= Task directions =
Copy the lines below, please, starting with the one that contains "Convert this screenshot" and ending with the last. Pictures stay out.

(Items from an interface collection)
------------
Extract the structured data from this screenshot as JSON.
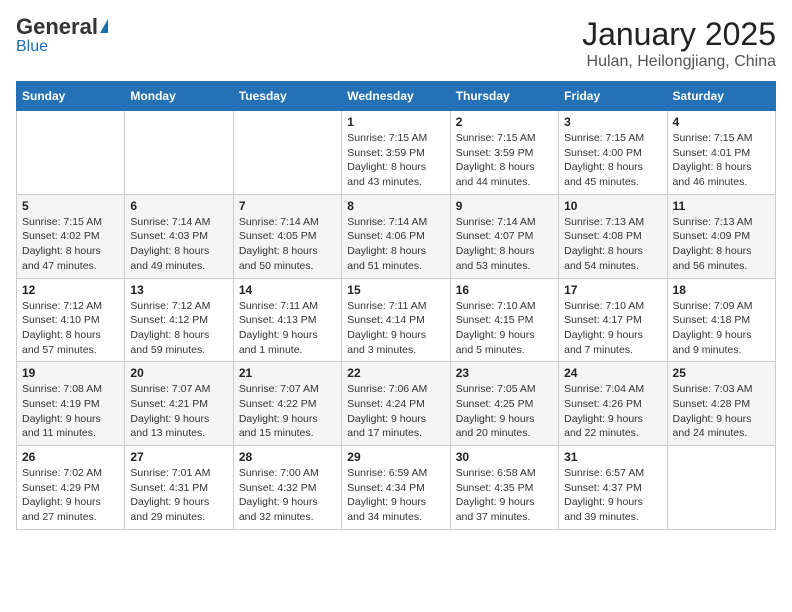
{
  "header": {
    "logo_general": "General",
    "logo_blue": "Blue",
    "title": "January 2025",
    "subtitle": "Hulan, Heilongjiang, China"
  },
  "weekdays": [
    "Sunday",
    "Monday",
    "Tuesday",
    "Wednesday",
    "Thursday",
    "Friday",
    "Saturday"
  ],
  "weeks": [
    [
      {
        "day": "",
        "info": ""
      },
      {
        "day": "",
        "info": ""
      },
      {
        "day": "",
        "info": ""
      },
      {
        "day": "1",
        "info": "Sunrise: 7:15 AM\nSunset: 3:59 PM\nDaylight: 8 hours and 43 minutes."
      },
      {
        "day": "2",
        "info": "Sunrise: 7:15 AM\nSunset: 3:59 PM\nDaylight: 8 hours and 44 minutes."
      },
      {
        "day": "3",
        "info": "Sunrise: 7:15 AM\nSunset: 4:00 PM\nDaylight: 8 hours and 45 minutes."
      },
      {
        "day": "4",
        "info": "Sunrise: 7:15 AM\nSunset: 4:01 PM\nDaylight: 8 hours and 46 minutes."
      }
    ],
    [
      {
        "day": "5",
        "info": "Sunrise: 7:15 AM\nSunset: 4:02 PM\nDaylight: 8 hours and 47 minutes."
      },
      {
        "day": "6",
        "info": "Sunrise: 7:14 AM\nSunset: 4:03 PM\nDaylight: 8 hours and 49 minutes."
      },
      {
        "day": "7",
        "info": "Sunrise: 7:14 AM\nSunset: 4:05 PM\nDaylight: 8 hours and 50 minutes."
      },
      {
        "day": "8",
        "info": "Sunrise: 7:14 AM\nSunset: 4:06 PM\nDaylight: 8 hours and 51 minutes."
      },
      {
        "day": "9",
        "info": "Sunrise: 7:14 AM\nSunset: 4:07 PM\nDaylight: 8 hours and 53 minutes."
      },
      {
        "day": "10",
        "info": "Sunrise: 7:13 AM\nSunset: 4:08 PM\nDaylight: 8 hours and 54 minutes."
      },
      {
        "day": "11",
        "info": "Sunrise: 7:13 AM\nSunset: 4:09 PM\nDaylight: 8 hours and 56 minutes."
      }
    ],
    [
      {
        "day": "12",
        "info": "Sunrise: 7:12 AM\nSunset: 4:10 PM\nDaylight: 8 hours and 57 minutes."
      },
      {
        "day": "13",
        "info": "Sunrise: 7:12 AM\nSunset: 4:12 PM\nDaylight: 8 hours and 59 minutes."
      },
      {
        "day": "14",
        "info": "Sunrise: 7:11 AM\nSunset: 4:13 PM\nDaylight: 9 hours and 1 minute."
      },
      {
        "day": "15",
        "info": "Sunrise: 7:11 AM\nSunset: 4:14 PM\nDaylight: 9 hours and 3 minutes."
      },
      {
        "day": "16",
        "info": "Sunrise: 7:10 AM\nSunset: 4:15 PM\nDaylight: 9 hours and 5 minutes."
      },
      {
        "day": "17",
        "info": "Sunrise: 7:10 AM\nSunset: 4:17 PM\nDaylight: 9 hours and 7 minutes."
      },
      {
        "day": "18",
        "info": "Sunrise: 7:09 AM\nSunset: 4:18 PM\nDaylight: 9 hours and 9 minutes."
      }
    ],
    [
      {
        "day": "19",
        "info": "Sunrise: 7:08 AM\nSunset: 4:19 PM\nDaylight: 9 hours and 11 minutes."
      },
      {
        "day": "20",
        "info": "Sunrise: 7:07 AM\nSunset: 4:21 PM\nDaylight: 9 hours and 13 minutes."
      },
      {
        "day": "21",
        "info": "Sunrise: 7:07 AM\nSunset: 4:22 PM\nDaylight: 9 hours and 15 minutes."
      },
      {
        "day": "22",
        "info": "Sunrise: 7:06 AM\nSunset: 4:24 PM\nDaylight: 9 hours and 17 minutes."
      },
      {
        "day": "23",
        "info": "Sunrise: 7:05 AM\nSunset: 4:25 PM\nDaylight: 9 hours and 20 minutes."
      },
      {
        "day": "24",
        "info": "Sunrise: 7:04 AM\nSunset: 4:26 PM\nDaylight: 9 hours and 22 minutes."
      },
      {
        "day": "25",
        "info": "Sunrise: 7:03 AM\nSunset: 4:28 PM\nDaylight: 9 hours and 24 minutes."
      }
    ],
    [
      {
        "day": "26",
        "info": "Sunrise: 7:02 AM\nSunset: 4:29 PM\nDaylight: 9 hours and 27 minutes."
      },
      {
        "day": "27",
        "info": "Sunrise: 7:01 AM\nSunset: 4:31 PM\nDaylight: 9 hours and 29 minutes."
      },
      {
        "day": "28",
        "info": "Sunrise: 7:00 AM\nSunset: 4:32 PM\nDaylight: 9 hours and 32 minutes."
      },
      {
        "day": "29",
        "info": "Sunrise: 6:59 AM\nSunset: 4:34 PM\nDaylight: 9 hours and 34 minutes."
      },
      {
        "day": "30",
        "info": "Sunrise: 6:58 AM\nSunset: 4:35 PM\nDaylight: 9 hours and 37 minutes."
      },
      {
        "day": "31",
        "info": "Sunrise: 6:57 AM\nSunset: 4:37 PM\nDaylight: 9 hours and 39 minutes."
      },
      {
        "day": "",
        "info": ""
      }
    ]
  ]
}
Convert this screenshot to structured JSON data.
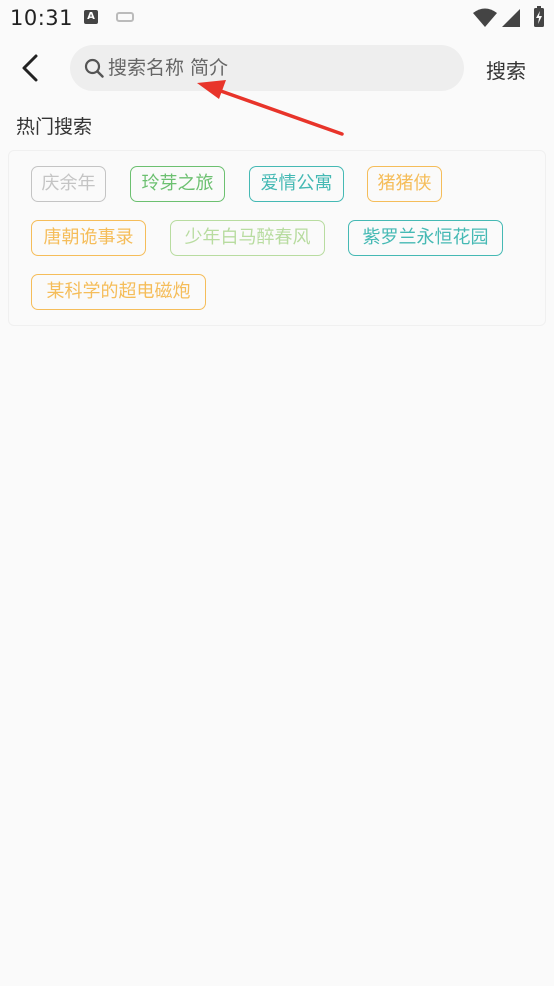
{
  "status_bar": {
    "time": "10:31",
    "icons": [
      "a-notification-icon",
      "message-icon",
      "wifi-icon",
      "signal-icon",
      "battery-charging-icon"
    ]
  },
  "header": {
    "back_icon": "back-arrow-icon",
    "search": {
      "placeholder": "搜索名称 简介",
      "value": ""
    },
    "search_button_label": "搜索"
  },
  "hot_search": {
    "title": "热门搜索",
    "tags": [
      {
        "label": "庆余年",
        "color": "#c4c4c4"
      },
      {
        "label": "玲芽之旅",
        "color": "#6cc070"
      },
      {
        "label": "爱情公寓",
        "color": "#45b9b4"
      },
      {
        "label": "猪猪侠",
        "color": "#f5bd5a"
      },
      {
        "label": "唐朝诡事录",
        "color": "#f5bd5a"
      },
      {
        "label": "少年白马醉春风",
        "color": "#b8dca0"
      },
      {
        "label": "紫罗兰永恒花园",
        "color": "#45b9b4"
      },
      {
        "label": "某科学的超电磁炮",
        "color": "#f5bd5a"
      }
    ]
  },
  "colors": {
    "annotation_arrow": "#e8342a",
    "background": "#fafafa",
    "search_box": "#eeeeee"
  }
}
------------
= Task result =
Convert this screenshot to structured JSON data.
{
  "status_bar": {
    "time": "10:31",
    "icons": [
      "a-notification-icon",
      "message-icon",
      "wifi-icon",
      "signal-icon",
      "battery-charging-icon"
    ]
  },
  "header": {
    "back_icon": "back-arrow-icon",
    "search": {
      "placeholder": "搜索名称 简介",
      "value": ""
    },
    "search_button_label": "搜索"
  },
  "hot_search": {
    "title": "热门搜索",
    "tags": [
      {
        "label": "庆余年",
        "color": "#c4c4c4"
      },
      {
        "label": "玲芽之旅",
        "color": "#6cc070"
      },
      {
        "label": "爱情公寓",
        "color": "#45b9b4"
      },
      {
        "label": "猪猪侠",
        "color": "#f5bd5a"
      },
      {
        "label": "唐朝诡事录",
        "color": "#f5bd5a"
      },
      {
        "label": "少年白马醉春风",
        "color": "#b8dca0"
      },
      {
        "label": "紫罗兰永恒花园",
        "color": "#45b9b4"
      },
      {
        "label": "某科学的超电磁炮",
        "color": "#f5bd5a"
      }
    ]
  },
  "colors": {
    "annotation_arrow": "#e8342a",
    "background": "#fafafa",
    "search_box": "#eeeeee"
  }
}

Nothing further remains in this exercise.